Home to businesses, churches and residential streets until it was devastated by the Great Fire of 1845, the point’s reconstruction transformed it into a predominantly commercial and industrial district. By the turn of the 20th century, the point was largely occupied by the rail yards, warehouses and the newly constructed Wabash Pittsburgh Terminal with its massive complex reaching all the way to the Wabash Bridge.
The industrialization of the point didn’t sit comfortably with many Pittsburghers and talks about reclaiming it for a park, or at least attempting to improve and beautify it, gained momentum in the early 1910s. Despite several proposals, the effort stalled until October 1940, when Mayor Cornelius Scully announced plans to reclaim the area as a state park, following the recommendations of Robert Moses. Moses, who had transformed New York City, was hired by Pittsburgh to develop a long-term plan for reshaping the city and its road network.
The park’s three key planners, landscape architect Ralph E. Griswold, architect Charles Morse Stotz and bridge and highway engineer George S. Richardson, were all from the Pittsburgh area and already had national reputations when they started the project.
While many of the proposed designs for a park at the point had worked with the existing bridges, Frank Lloyd Wright was the first to suggest installing a fountain at the point itself and pushing the highway interchange back closer to the city. While his fantastical plans for the imposing Point Park Civic Center were not popular nor fiscally realistic, the ideas of a fountain and relocating the bridges deeper into the triangle were embraced.
Furthering the dramatic vista, the designers envisioned a broad lawn lined with trees to pull visitors’ eyes to the towering fountain at the point and the rivers beyond. The only structure to remain would be the Fort Pitt Blockhouse, with the outlines of both Fort Pitt and Fort Duquesne commemorated in new bastions (flattened on the city side in a later park renovation) and outlines on the large lawns.
Both of the bridges that connected at the point itself were scheduled for removal to make way for the fountain. The Manchester Bridge and Point Bridge were dismantled in 1970, after their replacements, the Fort Pitt and Fort Duquesne Bridges were completed.

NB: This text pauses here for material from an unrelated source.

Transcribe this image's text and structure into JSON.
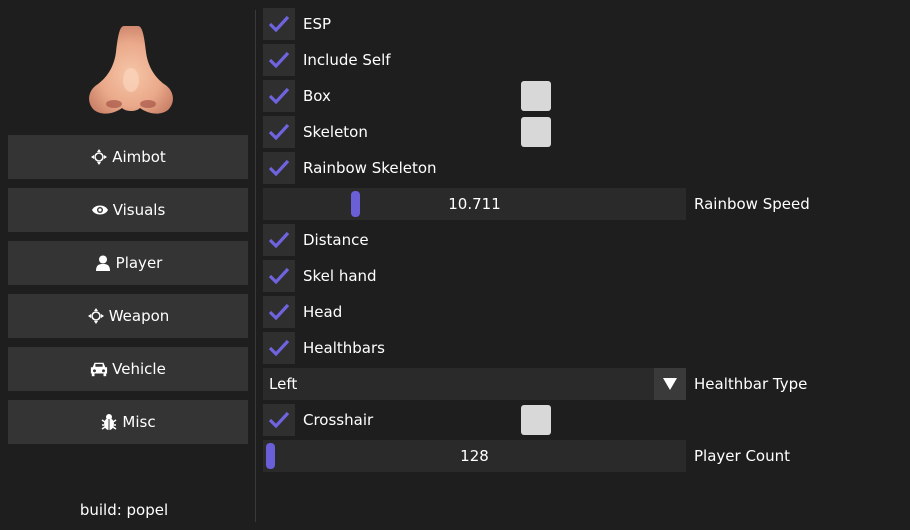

The key to relocating the highways and ramps to flow with the Fort Duquesne and Fort Pitt Bridges, without creating an excessive or gloomy barrier in the middle of the park, was the 182-foot long and low arc of the Portal Bridge. Underneath the bridge, a reflecting pool shines below another gracefully sloped pedestrian bridge nested perpendicularly to the highway above. The design was a collaboration between Richardson and architect Gordon Bunshaft, the well-known modernist referred by H.J. Heinz II.
Crowds gathered at the point on August 30, 1974, for the official grand opening of Point State Park. Culminating the ceremonies and speeches was the turning on of the fountain’s three pumps, sending 6,000 gallons of water a minute 150-feet up into the sunny sky.
The fountain’s water is supplied by the famous “fourth river” that runs underneath the Golden Triangle. The Wisconsin Glacial Flow is located about 55 feet underground, and at the time of its completion, the fountain was the tallest in the United States.
The park was an immediate success with the public, and a year later the 36-acre park was designated as a National Historic Landmark.
The fountain at the head of the three rivers and the Golden Triangle became a beacon for further downtown redevelopment. Renaissance I soon rolled into Renaissance II, and the park took its place as the center of Pittsburgh’s great civic celebrations.
The fountain, which had been turned off in April 2009, received new pumps and controls along with a new “disappearing edge” and dynamic LED lighting around the reflecting pool below it. When the fountain was turned back on in 2013, the column of water was more easily able to sustain its original height of 150 feet.
The riverfront promenades, woodland areas and lawns were all reconstructed to better accommodate crowded festivals and events, restroom facilities for the public were refurbished and the Café at the Point opened.
Cox Media Group